Monthly Archives: February 2014

Do I Need to be on Every Social Media Channel as a Business?

Do-I-Need-to-be-on-Every-Social-Media-ChannelI had an interesting chat recently with someone about social media. The question was basically, “There are so many different social media channels – do I need to be on all of them (as a business)?”

First let me say this: Social media is a personal choice. There shouldn’t be a requirement, and there really aren’t written rules about them.  However, I’m going get up on my marketing soap box a bit here and tell you what I’ve found in the world of marketing.

If you don’t “do social media,” then don’t.

If it’s not in your make-up to share tidbits about yourself with others, or hear from other people on their days (or see pictures of their kids, cats, dogs or vacations), then by all means avoid Facebook. However, if your job relies on personal connections and relationships, social media sites like Facebook and Pinterest can prove to be nice tools in your arsenal.

You don’t have to be on social media. You also don’t have to have an email address or a telephone. However, if you’re not ready to communicate with people in the manner in which they’re ready to communicate, then you’ll miss out on some of the benefits. Instead of simply avoiding the tool, maybe experiment a little with it, or learn from someone using it already…and see if you can put it to use as well.

Don’t spread yourself too thin.

Twitter, Facebook, LinkedIn, Vine, Instagram, Path, Tumblr, Pinterest … you have no shortage of sites to choose from in the social media sphere. So where do you go? All of them? Here’s my advice: find the one that matches your strategy and concentrate on that one first. If you decide to branch out, fine. But don’t spread yourself so thin that you don’t use any of them well.

Each social channel has a different use, audience and purpose. If you’d like to connect with housing market professionals like real estate agents, LinkedIn is a great place to spend some serious time. Be sure to join local groups and weigh in on the conversation. Don’t just sell, sell, sell.

If you’re into sharing personal stories with people and eventually getting around to occasionally mentioning how much you love your job, join Facebook and share what you want to share. You can then mix into the conversation once in awhile something like, “Headed to work on a Monday morning and I don’t hate it. I love helping people buy the right home with the right financing. Life is good!” This keeps it in people’s minds that you A) do mortgages and B) love what you do & your company.

If you have shiny object syndrome and you love to follow multiple conversations all at once, join Twitter. You can follow writers, sports stars, actors, real estate people and average people and spout off about whatever you want to in 140 characters. It’s a fun conversation, but it’s not for everyone.

Pick one and get good at it. Then if you want, branch out and try others. But don’t join all of them and leave your account unattended.
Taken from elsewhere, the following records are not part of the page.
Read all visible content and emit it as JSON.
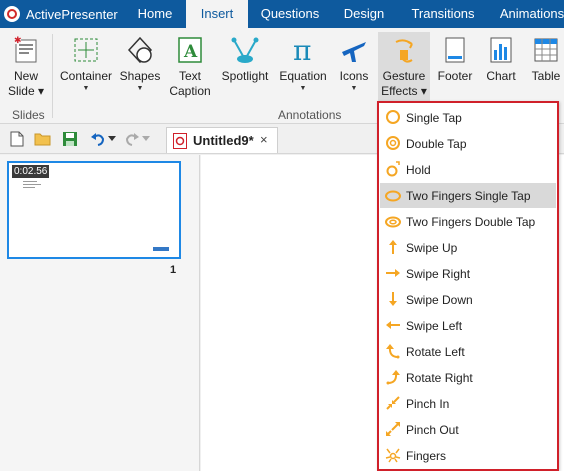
{
  "app": {
    "name": "ActivePresenter"
  },
  "tabs": [
    {
      "label": "Home"
    },
    {
      "label": "Insert"
    },
    {
      "label": "Questions"
    },
    {
      "label": "Design"
    },
    {
      "label": "Transitions"
    },
    {
      "label": "Animations"
    }
  ],
  "ribbon": {
    "new_slide": {
      "line1": "New",
      "line2": "Slide"
    },
    "container": "Container",
    "shapes": "Shapes",
    "text_caption": {
      "line1": "Text",
      "line2": "Caption"
    },
    "spotlight": "Spotlight",
    "equation": "Equation",
    "icons": "Icons",
    "gesture_effects": {
      "line1": "Gesture",
      "line2": "Effects"
    },
    "footer": "Footer",
    "chart": "Chart",
    "table": "Table",
    "groups": {
      "slides": "Slides",
      "annotations": "Annotations"
    }
  },
  "document": {
    "tab_title": "Untitled9*",
    "close_glyph": "×"
  },
  "slides_pane": {
    "thumbnail_time": "0:02.56",
    "slide_number": "1"
  },
  "gesture_menu": {
    "items": [
      {
        "label": "Single Tap",
        "icon": "single-tap-icon"
      },
      {
        "label": "Double Tap",
        "icon": "double-tap-icon"
      },
      {
        "label": "Hold",
        "icon": "hold-icon"
      },
      {
        "label": "Two Fingers Single Tap",
        "icon": "two-fingers-single-tap-icon"
      },
      {
        "label": "Two Fingers Double Tap",
        "icon": "two-fingers-double-tap-icon"
      },
      {
        "label": "Swipe Up",
        "icon": "swipe-up-icon"
      },
      {
        "label": "Swipe Right",
        "icon": "swipe-right-icon"
      },
      {
        "label": "Swipe Down",
        "icon": "swipe-down-icon"
      },
      {
        "label": "Swipe Left",
        "icon": "swipe-left-icon"
      },
      {
        "label": "Rotate Left",
        "icon": "rotate-left-icon"
      },
      {
        "label": "Rotate Right",
        "icon": "rotate-right-icon"
      },
      {
        "label": "Pinch In",
        "icon": "pinch-in-icon"
      },
      {
        "label": "Pinch Out",
        "icon": "pinch-out-icon"
      },
      {
        "label": "Fingers",
        "icon": "fingers-icon"
      }
    ],
    "highlighted_item": "Two Fingers Single Tap"
  },
  "colors": {
    "title_bar": "#0e5a9e",
    "gesture_orange": "#f5a623",
    "menu_border": "#d0202a",
    "selection_blue": "#1e88e5"
  }
}
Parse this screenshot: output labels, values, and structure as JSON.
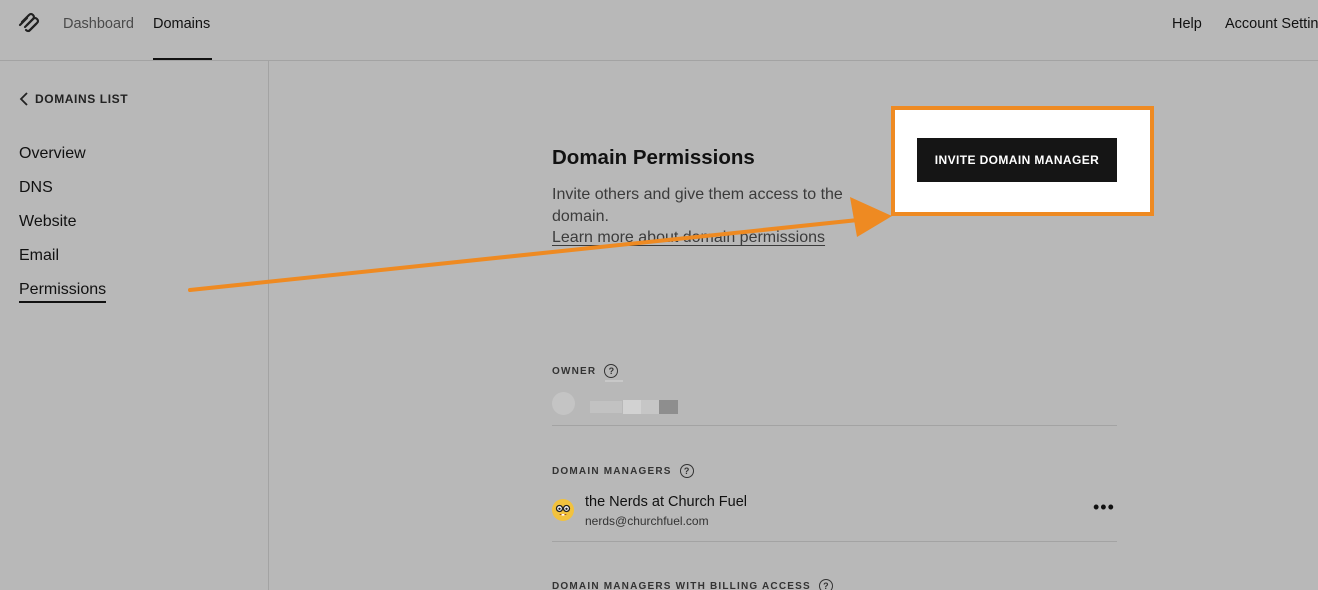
{
  "header": {
    "logo": "squarespace-logo-icon",
    "nav": [
      {
        "label": "Dashboard"
      },
      {
        "label": "Domains"
      }
    ],
    "right": {
      "help": "Help",
      "account": "Account Settings"
    }
  },
  "sidebar": {
    "back_label": "DOMAINS LIST",
    "items": [
      {
        "label": "Overview"
      },
      {
        "label": "DNS"
      },
      {
        "label": "Website"
      },
      {
        "label": "Email"
      },
      {
        "label": "Permissions"
      }
    ],
    "active": "Permissions"
  },
  "main": {
    "title": "Domain Permissions",
    "description": "Invite others and give them access to the domain.",
    "learn_more": "Learn more about domain permissions",
    "invite_button": "INVITE DOMAIN MANAGER",
    "owner": {
      "label": "OWNER"
    },
    "managers": {
      "label": "DOMAIN MANAGERS",
      "items": [
        {
          "name": "the Nerds at Church Fuel",
          "email": "nerds@churchfuel.com",
          "avatar_icon": "nerd-face-emoji-icon"
        }
      ]
    },
    "billing": {
      "label": "DOMAIN MANAGERS WITH BILLING ACCESS"
    }
  },
  "colors": {
    "annotation": "#ee8a22",
    "overlay": "#b8b8b8",
    "button": "#151515"
  }
}
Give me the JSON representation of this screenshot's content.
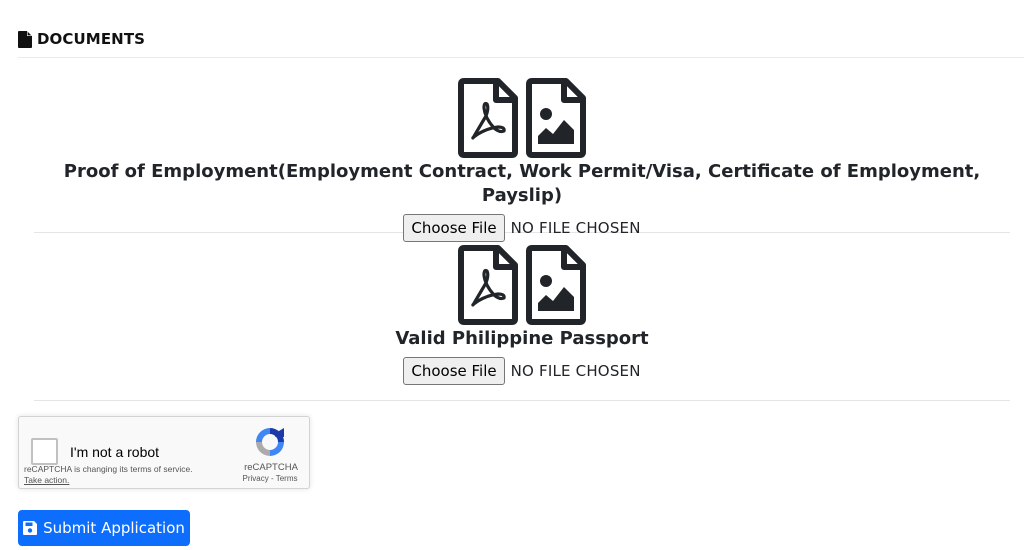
{
  "section": {
    "title": "DOCUMENTS",
    "icon": "file-icon"
  },
  "documents": [
    {
      "label": "Proof of Employment(Employment Contract, Work Permit/Visa, Certificate of Employment, Payslip)",
      "button_label": "Choose File",
      "file_status": "NO FILE CHOSEN",
      "icons": [
        "file-pdf-icon",
        "file-image-icon"
      ]
    },
    {
      "label": "Valid Philippine Passport",
      "button_label": "Choose File",
      "file_status": "NO FILE CHOSEN",
      "icons": [
        "file-pdf-icon",
        "file-image-icon"
      ]
    }
  ],
  "recaptcha": {
    "label": "I'm not a robot",
    "notice": "reCAPTCHA is changing its terms of service.",
    "take_action": "Take action.",
    "brand": "reCAPTCHA",
    "links": "Privacy - Terms"
  },
  "submit": {
    "label": "Submit Application",
    "icon": "save-icon"
  },
  "colors": {
    "primary": "#0d6efd",
    "icon_dark": "#212529"
  }
}
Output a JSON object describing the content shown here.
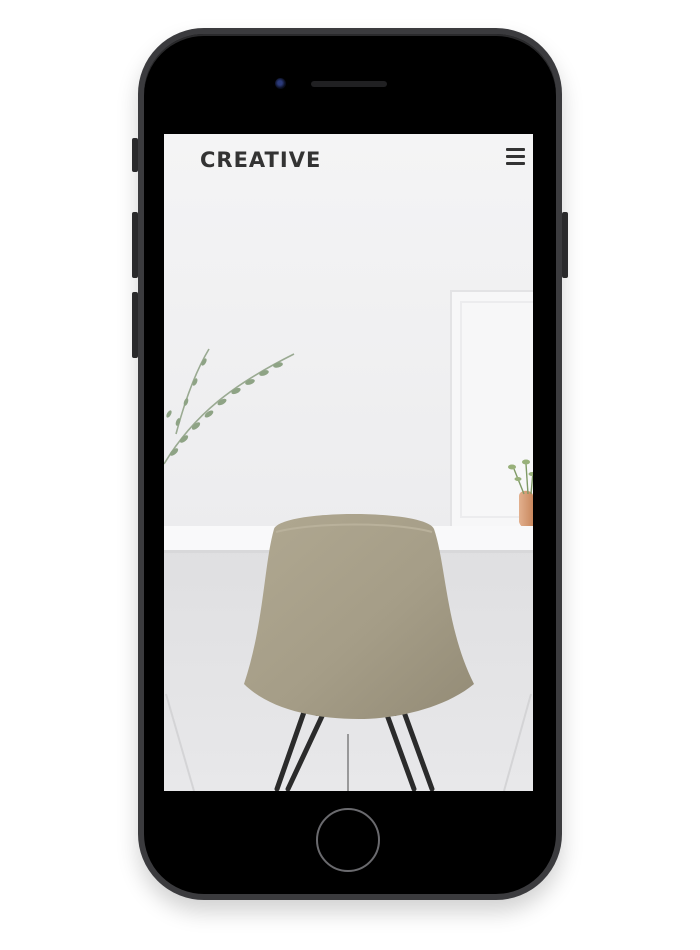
{
  "app": {
    "brand": "CREATIVE",
    "menu_icon": "hamburger-menu-icon"
  },
  "hero": {
    "subject": "chair-at-desk-photo"
  },
  "colors": {
    "phone_frame": "#3b3b3e",
    "brand_text": "#333333",
    "wall": "#f3f3f4",
    "chair": "#a59d87"
  }
}
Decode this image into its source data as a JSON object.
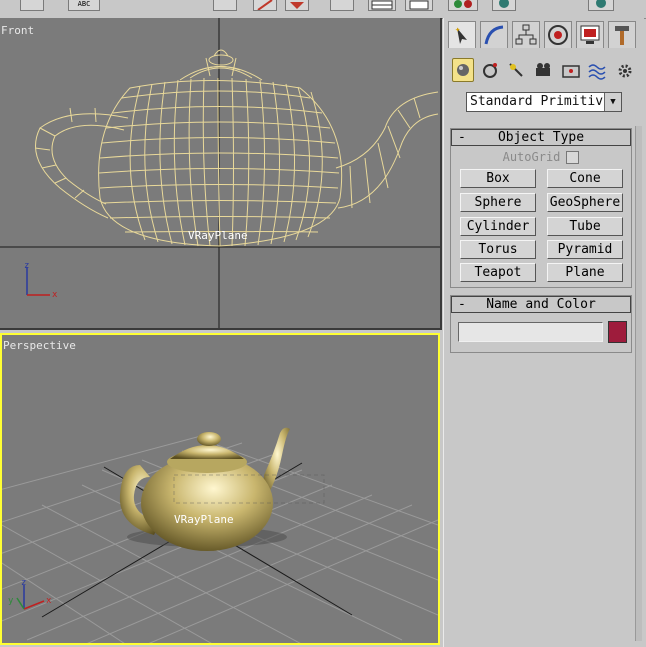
{
  "toolbar": {
    "icons": [
      "select-icon",
      "text-abc-icon",
      "rotate-icon",
      "scale-icon",
      "window-crossing-icon",
      "named-selection-icon",
      "mirror-icon",
      "align-icon",
      "material-editor-icon",
      "render-icon"
    ],
    "abc_label": "ABC"
  },
  "viewports": {
    "front": {
      "label": "Front",
      "object_label": "VRayPlane",
      "axis_labels": [
        "z",
        "x"
      ]
    },
    "perspective": {
      "label": "Perspective",
      "object_label": "VRayPlane",
      "axis_labels": [
        "z",
        "y",
        "x"
      ],
      "active_border_color": "#ffff33"
    }
  },
  "command_panel": {
    "tabs": [
      "create-tab",
      "modify-tab",
      "hierarchy-tab",
      "motion-tab",
      "display-tab",
      "utilities-tab"
    ],
    "active_tab": "create-tab",
    "subcategories": [
      "geometry-icon",
      "shapes-icon",
      "lights-icon",
      "cameras-icon",
      "helpers-icon",
      "space-warps-icon",
      "systems-icon"
    ],
    "active_subcategory": "geometry-icon",
    "category_dropdown": "Standard Primitiv",
    "object_type": {
      "header": "Object Type",
      "collapse_symbol": "-",
      "autogrid_label": "AutoGrid",
      "autogrid_checked": false,
      "buttons": [
        "Box",
        "Cone",
        "Sphere",
        "GeoSphere",
        "Cylinder",
        "Tube",
        "Torus",
        "Pyramid",
        "Teapot",
        "Plane"
      ]
    },
    "name_and_color": {
      "header": "Name and Color",
      "collapse_symbol": "-",
      "name_value": "",
      "color": "#9e1c3c"
    }
  }
}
The downside to being “on all social media” but not really being there is this: Imagine opening an office for your business, paying money on the lease and making a really great sign … then never showing up. If you’re not taking part in the conversation on that particular social channel, then you’re a ghost. When you’re a ghost, no one can find you. And those who do find you are scared to do business with a ghost.

So the short answer is find one social media channel to get good at and practice your art in. Then branch out some. Remember, each social media platform is generally indexed by Google. So if you want people to find you by name when an agent refers them to you, your name will come in Google associated with the social media channel you’re most active on.

Download the book to find out how to go from the T-V newsroom into inbound marketing

(creative commons photo credit)